responsibility and visitation, Megan does not sustain her efforts, and the care for Caitlin diminishes. As a result, after more than two years of services, Megan has not progressed to the point where a trial home placement would be appropriate. While the law demands a full measure of patience with troubled parents who attempt to remedy a lack of parenting skills, a child need not endlessly await the maturity of his or her parents, especially once the statutory period has elapsed. In re A.C., 415 N.W.2d 609, 613-14 (Iowa 1987). Upon our de novo review of the record, we find clear and convincing evidence Caitlin cannot be returned to her mother’s care and conclude the State has established statutory grounds for termination of her parental rights pursuant to Iowa Code section 232.116(1)(f). 2
At the time of termination, Caitlin was at least four years of age; she had been adjudicated a child in need of assistance; she had been removed from Megan’s physical custody for at least twelve consecutive months, any trial period at home had been less
5 Megan also contends DHS did not make reasonable efforts to return Caitlin to her care. While the State bears the obligation to offer reasonable

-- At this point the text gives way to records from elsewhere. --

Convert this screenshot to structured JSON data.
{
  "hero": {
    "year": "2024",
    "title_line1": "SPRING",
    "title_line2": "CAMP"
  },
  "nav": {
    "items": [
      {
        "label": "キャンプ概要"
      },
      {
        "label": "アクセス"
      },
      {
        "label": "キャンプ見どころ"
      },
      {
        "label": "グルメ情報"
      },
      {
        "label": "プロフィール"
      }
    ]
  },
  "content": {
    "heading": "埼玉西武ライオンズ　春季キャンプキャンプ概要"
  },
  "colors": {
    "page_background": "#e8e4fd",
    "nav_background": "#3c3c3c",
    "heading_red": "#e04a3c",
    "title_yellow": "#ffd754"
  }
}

services, the parent has the responsibility to object to the services provided. In re L.M.W., 518 N.W.2d 804, 807 (Iowa Ct. App. 1994). There is no evidence Megan has previously challenged DHS’s efforts towards reunification or that she requested any specific services to facilitate the reunification process. The time to request additional services has passed. See id. (stating parents have a

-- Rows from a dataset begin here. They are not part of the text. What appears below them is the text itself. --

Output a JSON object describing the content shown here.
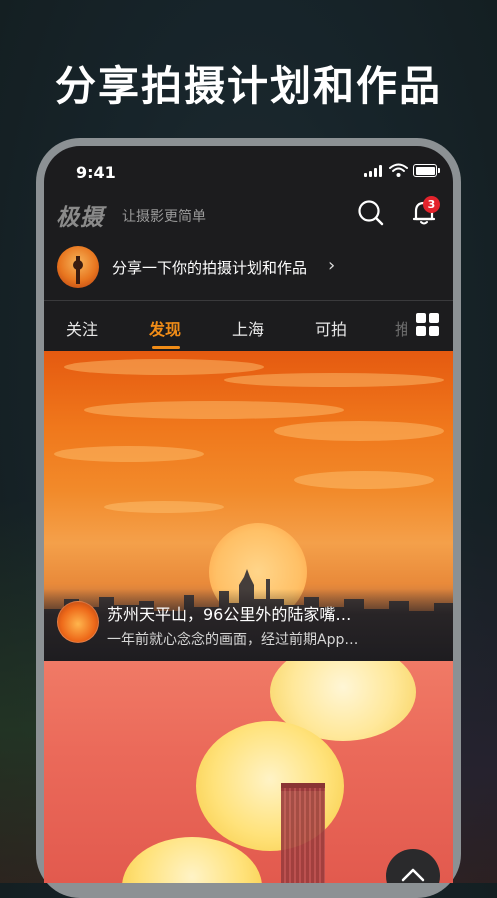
{
  "headline": "分享拍摄计划和作品",
  "status_bar": {
    "time": "9:41"
  },
  "app_bar": {
    "logo": "极摄",
    "slogan": "让摄影更简单",
    "notification_count": "3"
  },
  "share_prompt": {
    "text": "分享一下你的拍摄计划和作品",
    "arrow": "›"
  },
  "tabs": [
    {
      "label": "关注",
      "active": false
    },
    {
      "label": "发现",
      "active": true
    },
    {
      "label": "上海",
      "active": false
    },
    {
      "label": "可拍",
      "active": false
    },
    {
      "label": "推",
      "active": false
    }
  ],
  "feed": [
    {
      "title": "苏州天平山，96公里外的陆家嘴…",
      "subtitle": "一年前就心念念的画面，经过前期App…"
    }
  ],
  "colors": {
    "accent": "#f08c17",
    "badge": "#e3232c",
    "screen_bg": "#1c1c1e"
  },
  "icons": [
    "search-icon",
    "bell-icon",
    "grid-icon",
    "chevron-up-icon",
    "signal-icon",
    "wifi-icon",
    "battery-icon"
  ]
}
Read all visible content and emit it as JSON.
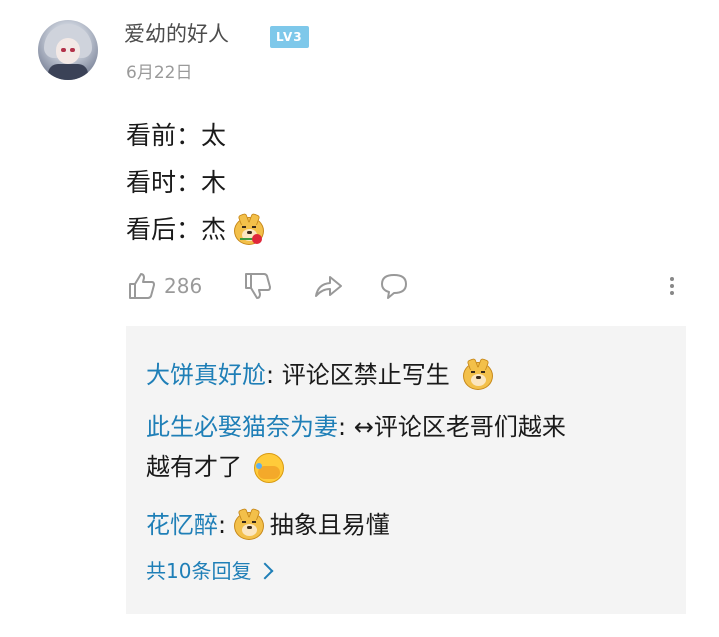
{
  "comment": {
    "username": "爱幼的好人",
    "level_badge": "LV3",
    "date": "6月22日",
    "lines": [
      {
        "text": "看前：太"
      },
      {
        "text": "看时：木"
      },
      {
        "text": "看后：杰"
      }
    ],
    "inline_emoji": "doge-rose-emoji",
    "likes": "286"
  },
  "actions": {
    "like_icon": "thumb-up-icon",
    "dislike_icon": "thumb-down-icon",
    "share_icon": "share-icon",
    "reply_icon": "chat-bubble-icon",
    "more_icon": "more-vertical-icon"
  },
  "replies": [
    {
      "name": "大饼真好尬",
      "text": "评论区禁止写生",
      "emoji": "doge-emoji"
    },
    {
      "name": "此生必娶猫奈为妻",
      "text": "↔评论区老哥们越来",
      "continuation": "越有才了",
      "emoji": "laughing-covering-face-emoji"
    },
    {
      "name": "花忆醉",
      "text": "抽象且易懂",
      "emoji": "doge-emoji"
    }
  ],
  "more_replies_label": "共10条回复",
  "colors": {
    "link": "#1f7fb7",
    "level_badge": "#7ec8ea",
    "muted": "#9a9a9a",
    "reply_bg": "#f4f4f4"
  }
}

responsibility to demand services prior to the termination hearing). We will not consider this argument now, for the first time, on appeal. Megan also claims termination is not in Caitlin’s best interests. To
determine Caitlin’s best interests we evaluate her long-range as well as immediate interests. L.E.H, 696 N.W.2d at 618. Despite numerous services offered through DHS, Megan’s ability to provide for the day-to-day needs of Caitlin remains virtually unchanged. The record indicates Caitlin’s behavior and mental health has suffered as a result of the frequent changes in Megan’s visitation privileges. Caitlin needs a permanent family to love and care for her, and her grandparents are ready to adopt her. Caitlin has already waited more than two years; she cannot wait any longer for Megan to provide the stability she needs. See In re J.E., 723 N.W.2d 793, 801 (Iowa 2006) (Cady, J. concurring) (“A child's safety and the need for a permanent home are now the primary concerns when determining a child’s best interests.”); In re L.L., 459 N.W.2d 489,

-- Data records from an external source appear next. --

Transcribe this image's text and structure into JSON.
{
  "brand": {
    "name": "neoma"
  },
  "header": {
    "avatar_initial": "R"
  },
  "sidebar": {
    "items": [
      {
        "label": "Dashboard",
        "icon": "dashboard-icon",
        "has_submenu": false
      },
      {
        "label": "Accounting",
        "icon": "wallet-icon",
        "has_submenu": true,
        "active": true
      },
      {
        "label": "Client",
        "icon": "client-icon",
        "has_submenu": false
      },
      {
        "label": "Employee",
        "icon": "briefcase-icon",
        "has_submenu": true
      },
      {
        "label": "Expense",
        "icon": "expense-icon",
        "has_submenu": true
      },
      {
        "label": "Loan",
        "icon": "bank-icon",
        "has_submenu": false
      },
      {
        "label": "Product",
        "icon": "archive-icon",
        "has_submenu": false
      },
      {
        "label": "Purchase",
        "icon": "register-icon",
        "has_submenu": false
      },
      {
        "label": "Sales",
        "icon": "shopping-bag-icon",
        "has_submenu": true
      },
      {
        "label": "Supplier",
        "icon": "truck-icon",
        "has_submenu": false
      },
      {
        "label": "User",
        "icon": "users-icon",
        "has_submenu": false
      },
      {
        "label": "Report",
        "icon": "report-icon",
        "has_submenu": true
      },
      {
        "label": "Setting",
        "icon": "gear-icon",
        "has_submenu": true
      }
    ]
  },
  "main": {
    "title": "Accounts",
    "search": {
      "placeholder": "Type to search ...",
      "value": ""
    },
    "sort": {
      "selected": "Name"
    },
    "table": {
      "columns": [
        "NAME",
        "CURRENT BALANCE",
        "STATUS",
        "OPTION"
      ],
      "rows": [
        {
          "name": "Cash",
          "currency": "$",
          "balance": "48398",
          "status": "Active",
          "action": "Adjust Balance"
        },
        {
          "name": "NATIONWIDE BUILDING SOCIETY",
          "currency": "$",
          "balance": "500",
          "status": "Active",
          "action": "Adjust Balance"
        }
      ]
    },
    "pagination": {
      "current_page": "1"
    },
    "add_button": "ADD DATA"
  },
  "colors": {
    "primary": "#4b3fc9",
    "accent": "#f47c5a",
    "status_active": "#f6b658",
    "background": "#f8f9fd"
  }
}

than thirty days; and there was clear and convincing evidence that Caitlin could not be returned to her care.
6 495 (Iowa 1990) (“Parenting cannot be turned off and on like a spigot. It must be constant, responsible, and reliable.”). We find the record contains clear and convincing evidence that Caitlin cannot be returned to Megan and that termination of Megan’s parental rights is in Caitlin’s best interests. We therefore affirm the termination order. AFFIRMED.